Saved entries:
━━━━━━━━━━

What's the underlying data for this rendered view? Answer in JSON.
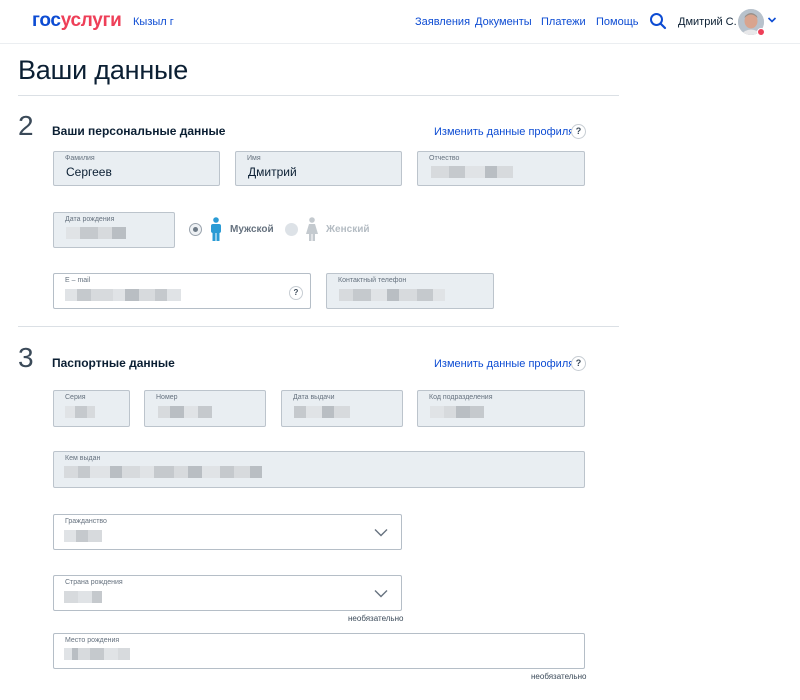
{
  "header": {
    "logo_gos": "гос",
    "logo_uslugi": "услуги",
    "city": "Кызыл г",
    "nav": [
      "Заявления",
      "Документы",
      "Платежи",
      "Помощь"
    ],
    "user_name": "Дмитрий С."
  },
  "page": {
    "title": "Ваши данные"
  },
  "personal": {
    "number": "2",
    "title": "Ваши персональные данные",
    "edit_link": "Изменить данные профиля",
    "help": "?",
    "fields": {
      "last_name": {
        "label": "Фамилия",
        "value": "Сергеев"
      },
      "first_name": {
        "label": "Имя",
        "value": "Дмитрий"
      },
      "patronymic": {
        "label": "Отчество"
      },
      "birth_date": {
        "label": "Дата рождения"
      },
      "email": {
        "label": "E – mail"
      },
      "phone": {
        "label": "Контактный телефон"
      }
    },
    "gender": {
      "male": "Мужской",
      "female": "Женский",
      "selected": "male"
    }
  },
  "passport": {
    "number": "3",
    "title": "Паспортные данные",
    "edit_link": "Изменить данные профиля",
    "help": "?",
    "fields": {
      "series": {
        "label": "Серия"
      },
      "doc_number": {
        "label": "Номер"
      },
      "issue_date": {
        "label": "Дата выдачи"
      },
      "division_code": {
        "label": "Код подразделения"
      },
      "issued_by": {
        "label": "Кем выдан"
      },
      "citizenship": {
        "label": "Гражданство"
      },
      "birth_country": {
        "label": "Страна рождения",
        "note": "необязательно"
      },
      "birth_place": {
        "label": "Место рождения",
        "note": "необязательно"
      }
    }
  },
  "colors": {
    "brand_blue": "#0d4cd3",
    "brand_red": "#ee3f58",
    "male_selected": "#2a9bd5",
    "female_inactive": "#c4cacf"
  },
  "icons": [
    "search-icon",
    "chevron-down-icon",
    "help-icon",
    "male-icon",
    "female-icon"
  ]
}
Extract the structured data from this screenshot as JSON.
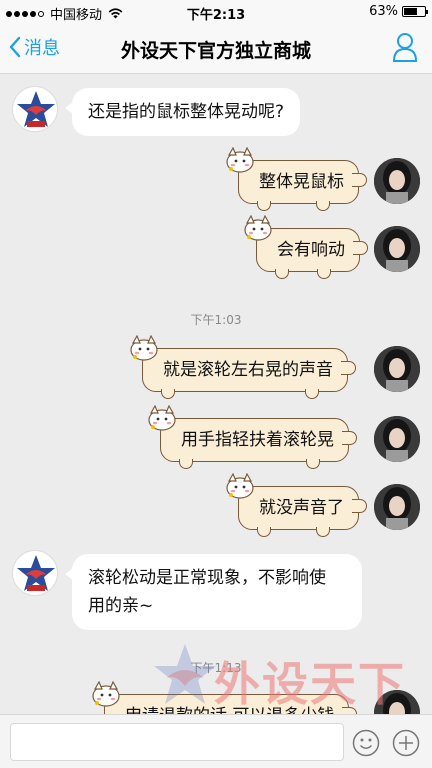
{
  "status_bar": {
    "carrier": "中国移动",
    "time": "下午2:13",
    "battery": "63%",
    "battery_level": 0.63,
    "signal_dots": 4
  },
  "nav": {
    "back_label": "消息",
    "title": "外设天下官方独立商城",
    "profile_icon": "person-icon"
  },
  "messages": [
    {
      "side": "in",
      "text": "还是指的鼠标整体晃动呢?"
    },
    {
      "side": "out",
      "text": "整体晃鼠标"
    },
    {
      "side": "out",
      "text": "会有响动"
    },
    {
      "side": "time",
      "text": "下午1:03"
    },
    {
      "side": "out",
      "text": "就是滚轮左右晃的声音"
    },
    {
      "side": "out",
      "text": "用手指轻扶着滚轮晃"
    },
    {
      "side": "out",
      "text": "就没声音了"
    },
    {
      "side": "in",
      "text_line1": "滚轮松动是正常现象，不影响使",
      "text_line2": "用的亲~"
    },
    {
      "side": "time",
      "text": "下午1:13"
    },
    {
      "side": "out",
      "text": "申请退款的话 可以退多少钱"
    }
  ],
  "watermark": {
    "text": "外设天下",
    "url": "www.wstx.com"
  },
  "input_bar": {
    "value": "",
    "emoji_icon": "smiley-icon",
    "plus_icon": "plus-icon"
  },
  "colors": {
    "accent": "#1aa1e6",
    "outgoing_bubble": "#fbeed6",
    "bubble_border": "#7a5a3a"
  }
}
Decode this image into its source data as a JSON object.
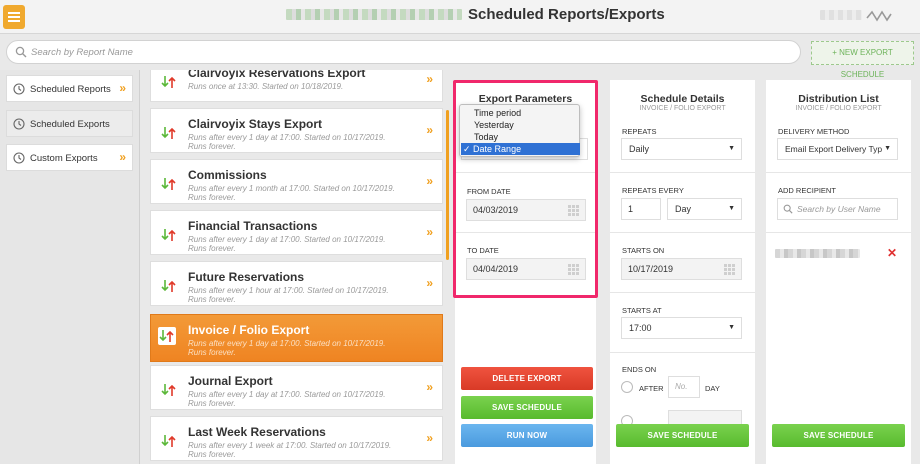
{
  "header": {
    "title": "Scheduled Reports/Exports",
    "menu_icon": "hamburger-icon",
    "logo_icon": "brand-logo-icon",
    "accent": "#f0a92e"
  },
  "search": {
    "placeholder": "Search by Report Name",
    "new_export_label": "+ NEW EXPORT SCHEDULE"
  },
  "sidebar": {
    "items": [
      {
        "label": "Scheduled Reports",
        "icon": "clock-icon",
        "active": false
      },
      {
        "label": "Scheduled Exports",
        "icon": "clock-icon",
        "active": true
      },
      {
        "label": "Custom Exports",
        "icon": "clock-icon",
        "active": false
      }
    ]
  },
  "reports": [
    {
      "title": "Clairvoyix Reservations Export",
      "sub": "Runs once at 13:30. Started on 10/18/2019."
    },
    {
      "title": "Clairvoyix Stays Export",
      "sub": "Runs after every 1 day at 17:00. Started on 10/17/2019. Runs forever."
    },
    {
      "title": "Commissions",
      "sub": "Runs after every 1 month at 17:00. Started on 10/17/2019. Runs forever."
    },
    {
      "title": "Financial Transactions",
      "sub": "Runs after every 1 day at 17:00. Started on 10/17/2019. Runs forever."
    },
    {
      "title": "Future Reservations",
      "sub": "Runs after every 1 hour at 17:00. Started on 10/17/2019. Runs forever."
    },
    {
      "title": "Invoice / Folio Export",
      "sub": "Runs after every 1 day at 17:00. Started on 10/17/2019. Runs forever."
    },
    {
      "title": "Journal Export",
      "sub": "Runs after every 1 day at 17:00. Started on 10/17/2019. Runs forever."
    },
    {
      "title": "Last Week Reservations",
      "sub": "Runs after every 1 week at 17:00. Started on 10/17/2019. Runs forever."
    }
  ],
  "export_params": {
    "title": "Export Parameters",
    "options": [
      "Time period",
      "Yesterday",
      "Today",
      "Date Range"
    ],
    "selected_option": "✓ Date Range",
    "from_label": "FROM DATE",
    "from_value": "04/03/2019",
    "to_label": "TO DATE",
    "to_value": "04/04/2019",
    "delete_label": "DELETE EXPORT",
    "save_label": "SAVE SCHEDULE",
    "run_label": "RUN NOW"
  },
  "schedule": {
    "title": "Schedule Details",
    "subtitle": "INVOICE / FOLIO EXPORT",
    "repeats_label": "REPEATS",
    "repeats_value": "Daily",
    "repeats_every_label": "REPEATS EVERY",
    "repeats_every_num": "1",
    "repeats_every_unit": "Day",
    "starts_on_label": "STARTS ON",
    "starts_on_value": "10/17/2019",
    "starts_at_label": "STARTS AT",
    "starts_at_value": "17:00",
    "ends_on_label": "ENDS ON",
    "after_label": "AFTER",
    "after_placeholder": "No.",
    "day_label": "DAY",
    "save_label": "SAVE SCHEDULE"
  },
  "distribution": {
    "title": "Distribution List",
    "subtitle": "INVOICE / FOLIO EXPORT",
    "delivery_label": "DELIVERY METHOD",
    "delivery_value": "Email Export Delivery Type",
    "recipient_label": "ADD RECIPIENT",
    "recipient_placeholder": "Search by User Name",
    "remove_icon": "close-icon",
    "save_label": "SAVE SCHEDULE"
  }
}
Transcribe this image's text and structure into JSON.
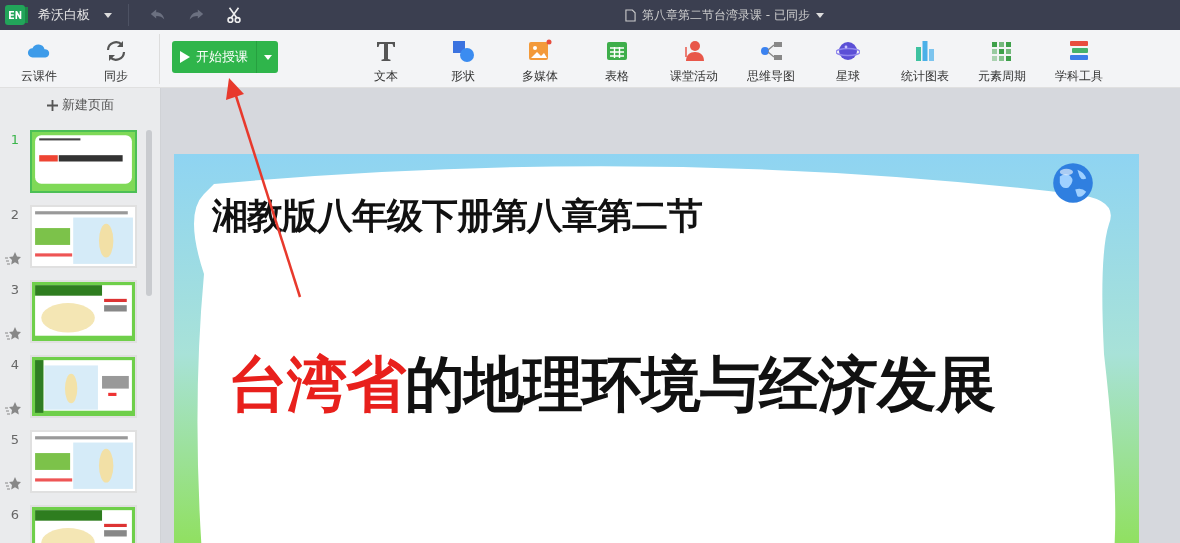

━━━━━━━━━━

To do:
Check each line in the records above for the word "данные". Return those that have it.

Finished task:
    "title": "Ваши данные"
    "title": "Ваши персональные данные",
    "edit_link": "Изменить данные профиля",
    "title": "Паспортные данные",
    "edit_link": "Изменить данные профиля",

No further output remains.